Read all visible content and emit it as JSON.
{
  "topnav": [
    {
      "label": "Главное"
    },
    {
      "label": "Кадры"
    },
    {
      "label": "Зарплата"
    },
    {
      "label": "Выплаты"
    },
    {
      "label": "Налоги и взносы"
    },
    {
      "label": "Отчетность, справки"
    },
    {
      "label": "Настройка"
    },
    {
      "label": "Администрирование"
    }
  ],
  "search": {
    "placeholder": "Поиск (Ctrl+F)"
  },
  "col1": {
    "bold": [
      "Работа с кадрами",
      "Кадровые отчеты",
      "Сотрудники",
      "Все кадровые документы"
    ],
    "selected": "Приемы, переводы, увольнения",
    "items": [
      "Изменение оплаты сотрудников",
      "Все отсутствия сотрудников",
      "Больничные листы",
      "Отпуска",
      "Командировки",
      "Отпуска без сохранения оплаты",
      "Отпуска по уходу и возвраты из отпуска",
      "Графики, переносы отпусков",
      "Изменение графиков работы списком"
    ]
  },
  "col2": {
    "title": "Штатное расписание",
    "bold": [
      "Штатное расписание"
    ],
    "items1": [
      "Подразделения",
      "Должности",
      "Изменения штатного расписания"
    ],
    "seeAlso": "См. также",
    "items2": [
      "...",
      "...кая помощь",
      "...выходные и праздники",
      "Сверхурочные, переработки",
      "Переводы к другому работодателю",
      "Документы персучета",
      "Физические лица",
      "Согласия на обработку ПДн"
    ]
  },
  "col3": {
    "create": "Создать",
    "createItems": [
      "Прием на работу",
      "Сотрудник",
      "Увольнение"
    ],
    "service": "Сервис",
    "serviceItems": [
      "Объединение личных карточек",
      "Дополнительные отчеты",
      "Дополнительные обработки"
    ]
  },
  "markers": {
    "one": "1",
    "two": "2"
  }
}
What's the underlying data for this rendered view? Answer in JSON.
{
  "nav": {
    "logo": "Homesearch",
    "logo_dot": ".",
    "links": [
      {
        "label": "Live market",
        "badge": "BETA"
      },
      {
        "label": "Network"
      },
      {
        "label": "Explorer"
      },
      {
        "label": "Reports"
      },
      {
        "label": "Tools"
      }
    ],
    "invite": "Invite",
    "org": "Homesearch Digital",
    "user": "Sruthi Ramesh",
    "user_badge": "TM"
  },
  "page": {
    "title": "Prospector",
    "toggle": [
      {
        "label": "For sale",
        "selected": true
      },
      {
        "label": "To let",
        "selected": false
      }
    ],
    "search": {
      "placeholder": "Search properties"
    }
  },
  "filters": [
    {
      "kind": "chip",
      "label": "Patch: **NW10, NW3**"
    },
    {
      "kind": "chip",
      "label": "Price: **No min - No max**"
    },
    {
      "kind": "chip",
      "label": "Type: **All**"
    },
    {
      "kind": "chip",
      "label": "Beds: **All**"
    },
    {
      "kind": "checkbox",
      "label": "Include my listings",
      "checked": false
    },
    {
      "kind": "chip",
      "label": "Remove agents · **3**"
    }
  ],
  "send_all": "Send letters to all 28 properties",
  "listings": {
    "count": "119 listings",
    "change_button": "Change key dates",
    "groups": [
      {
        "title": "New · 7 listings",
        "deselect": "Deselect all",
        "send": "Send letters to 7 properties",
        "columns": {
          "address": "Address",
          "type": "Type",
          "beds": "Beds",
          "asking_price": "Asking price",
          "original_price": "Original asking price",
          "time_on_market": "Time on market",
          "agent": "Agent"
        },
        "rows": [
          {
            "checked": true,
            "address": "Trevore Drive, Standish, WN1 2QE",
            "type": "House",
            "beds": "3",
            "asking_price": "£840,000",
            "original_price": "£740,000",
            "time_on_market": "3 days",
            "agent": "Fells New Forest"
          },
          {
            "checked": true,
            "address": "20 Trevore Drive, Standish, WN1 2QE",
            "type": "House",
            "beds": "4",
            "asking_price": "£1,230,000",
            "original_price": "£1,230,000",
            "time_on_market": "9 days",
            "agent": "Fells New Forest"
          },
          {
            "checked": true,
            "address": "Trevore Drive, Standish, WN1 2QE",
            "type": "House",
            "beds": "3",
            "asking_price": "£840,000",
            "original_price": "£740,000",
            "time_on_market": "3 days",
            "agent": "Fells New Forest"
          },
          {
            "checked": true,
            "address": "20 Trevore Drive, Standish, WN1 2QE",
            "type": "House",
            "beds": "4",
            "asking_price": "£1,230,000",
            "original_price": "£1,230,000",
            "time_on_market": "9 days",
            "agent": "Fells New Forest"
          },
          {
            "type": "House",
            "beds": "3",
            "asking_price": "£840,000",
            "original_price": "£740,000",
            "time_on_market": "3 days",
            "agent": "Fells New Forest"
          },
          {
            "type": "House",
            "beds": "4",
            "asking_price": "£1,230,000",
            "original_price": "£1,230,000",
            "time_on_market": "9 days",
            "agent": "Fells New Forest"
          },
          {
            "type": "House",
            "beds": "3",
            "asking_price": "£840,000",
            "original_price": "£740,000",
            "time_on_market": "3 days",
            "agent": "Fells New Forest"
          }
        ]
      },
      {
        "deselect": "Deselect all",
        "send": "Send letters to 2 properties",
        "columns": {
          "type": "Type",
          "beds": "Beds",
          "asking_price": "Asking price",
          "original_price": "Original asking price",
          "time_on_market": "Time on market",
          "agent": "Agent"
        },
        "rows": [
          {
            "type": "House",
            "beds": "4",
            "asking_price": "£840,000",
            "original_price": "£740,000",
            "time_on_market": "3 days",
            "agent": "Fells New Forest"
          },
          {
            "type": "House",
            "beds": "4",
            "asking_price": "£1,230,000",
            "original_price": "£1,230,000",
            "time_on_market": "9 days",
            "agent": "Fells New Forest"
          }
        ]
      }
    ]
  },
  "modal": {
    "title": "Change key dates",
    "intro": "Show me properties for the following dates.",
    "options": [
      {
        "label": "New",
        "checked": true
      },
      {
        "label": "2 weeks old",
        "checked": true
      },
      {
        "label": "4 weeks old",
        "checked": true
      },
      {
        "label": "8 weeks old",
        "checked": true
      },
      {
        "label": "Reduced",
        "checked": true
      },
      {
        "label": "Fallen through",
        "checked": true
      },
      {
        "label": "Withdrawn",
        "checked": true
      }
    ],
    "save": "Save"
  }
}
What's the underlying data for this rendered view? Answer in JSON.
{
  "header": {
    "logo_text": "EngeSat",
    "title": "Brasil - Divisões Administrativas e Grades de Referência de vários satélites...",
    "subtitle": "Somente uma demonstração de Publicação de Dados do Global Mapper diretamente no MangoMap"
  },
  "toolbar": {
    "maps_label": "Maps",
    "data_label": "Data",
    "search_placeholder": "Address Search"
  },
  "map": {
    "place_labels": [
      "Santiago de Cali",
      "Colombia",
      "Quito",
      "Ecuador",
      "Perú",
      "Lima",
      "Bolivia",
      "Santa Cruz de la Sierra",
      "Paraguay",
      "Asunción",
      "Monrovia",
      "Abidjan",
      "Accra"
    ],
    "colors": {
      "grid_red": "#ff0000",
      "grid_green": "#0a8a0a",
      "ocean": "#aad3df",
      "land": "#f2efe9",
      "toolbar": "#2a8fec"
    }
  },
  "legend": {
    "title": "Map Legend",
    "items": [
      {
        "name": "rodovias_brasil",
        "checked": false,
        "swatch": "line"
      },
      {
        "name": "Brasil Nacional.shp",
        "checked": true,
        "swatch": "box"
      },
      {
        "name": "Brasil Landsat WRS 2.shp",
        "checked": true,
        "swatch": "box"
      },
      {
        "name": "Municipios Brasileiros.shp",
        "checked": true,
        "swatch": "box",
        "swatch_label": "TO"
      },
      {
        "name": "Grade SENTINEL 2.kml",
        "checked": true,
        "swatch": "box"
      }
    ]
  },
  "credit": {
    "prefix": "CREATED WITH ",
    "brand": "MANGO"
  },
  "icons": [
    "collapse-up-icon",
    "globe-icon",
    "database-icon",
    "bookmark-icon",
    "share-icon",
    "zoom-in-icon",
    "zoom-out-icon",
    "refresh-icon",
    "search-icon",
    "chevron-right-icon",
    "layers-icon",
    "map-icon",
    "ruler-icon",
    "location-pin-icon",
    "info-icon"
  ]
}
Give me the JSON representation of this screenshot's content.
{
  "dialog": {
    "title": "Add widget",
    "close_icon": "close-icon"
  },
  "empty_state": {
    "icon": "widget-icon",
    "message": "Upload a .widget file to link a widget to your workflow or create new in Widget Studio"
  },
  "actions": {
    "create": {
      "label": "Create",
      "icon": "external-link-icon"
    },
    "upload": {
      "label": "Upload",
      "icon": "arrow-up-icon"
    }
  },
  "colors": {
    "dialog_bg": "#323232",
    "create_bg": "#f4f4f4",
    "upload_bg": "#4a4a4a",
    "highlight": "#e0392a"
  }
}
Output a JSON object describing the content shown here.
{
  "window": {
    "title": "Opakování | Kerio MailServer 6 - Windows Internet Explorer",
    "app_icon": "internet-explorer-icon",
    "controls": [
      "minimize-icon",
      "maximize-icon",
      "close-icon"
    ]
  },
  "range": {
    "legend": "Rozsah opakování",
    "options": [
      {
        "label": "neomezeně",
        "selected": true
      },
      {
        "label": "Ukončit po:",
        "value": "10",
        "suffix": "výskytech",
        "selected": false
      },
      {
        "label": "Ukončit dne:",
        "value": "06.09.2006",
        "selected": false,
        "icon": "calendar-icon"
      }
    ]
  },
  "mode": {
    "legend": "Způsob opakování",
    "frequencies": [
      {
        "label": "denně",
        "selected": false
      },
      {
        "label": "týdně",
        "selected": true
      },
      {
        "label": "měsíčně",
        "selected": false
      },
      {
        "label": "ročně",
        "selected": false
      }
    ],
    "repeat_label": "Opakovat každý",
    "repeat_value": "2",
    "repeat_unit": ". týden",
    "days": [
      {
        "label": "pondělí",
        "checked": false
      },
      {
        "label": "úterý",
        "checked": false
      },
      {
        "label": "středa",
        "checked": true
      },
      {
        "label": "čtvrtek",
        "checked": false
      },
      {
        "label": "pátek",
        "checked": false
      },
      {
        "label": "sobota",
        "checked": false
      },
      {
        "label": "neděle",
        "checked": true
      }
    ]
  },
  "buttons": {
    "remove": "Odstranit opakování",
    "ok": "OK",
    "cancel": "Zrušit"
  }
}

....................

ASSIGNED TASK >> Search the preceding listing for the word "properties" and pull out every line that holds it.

EXPECTED ANSWER >>
      "placeholder": "Search properties"
  "send_all": "Send letters to all 28 properties",
        "send": "Send letters to 7 properties",
        "send": "Send letters to 2 properties",
    "intro": "Show me properties for the following dates.",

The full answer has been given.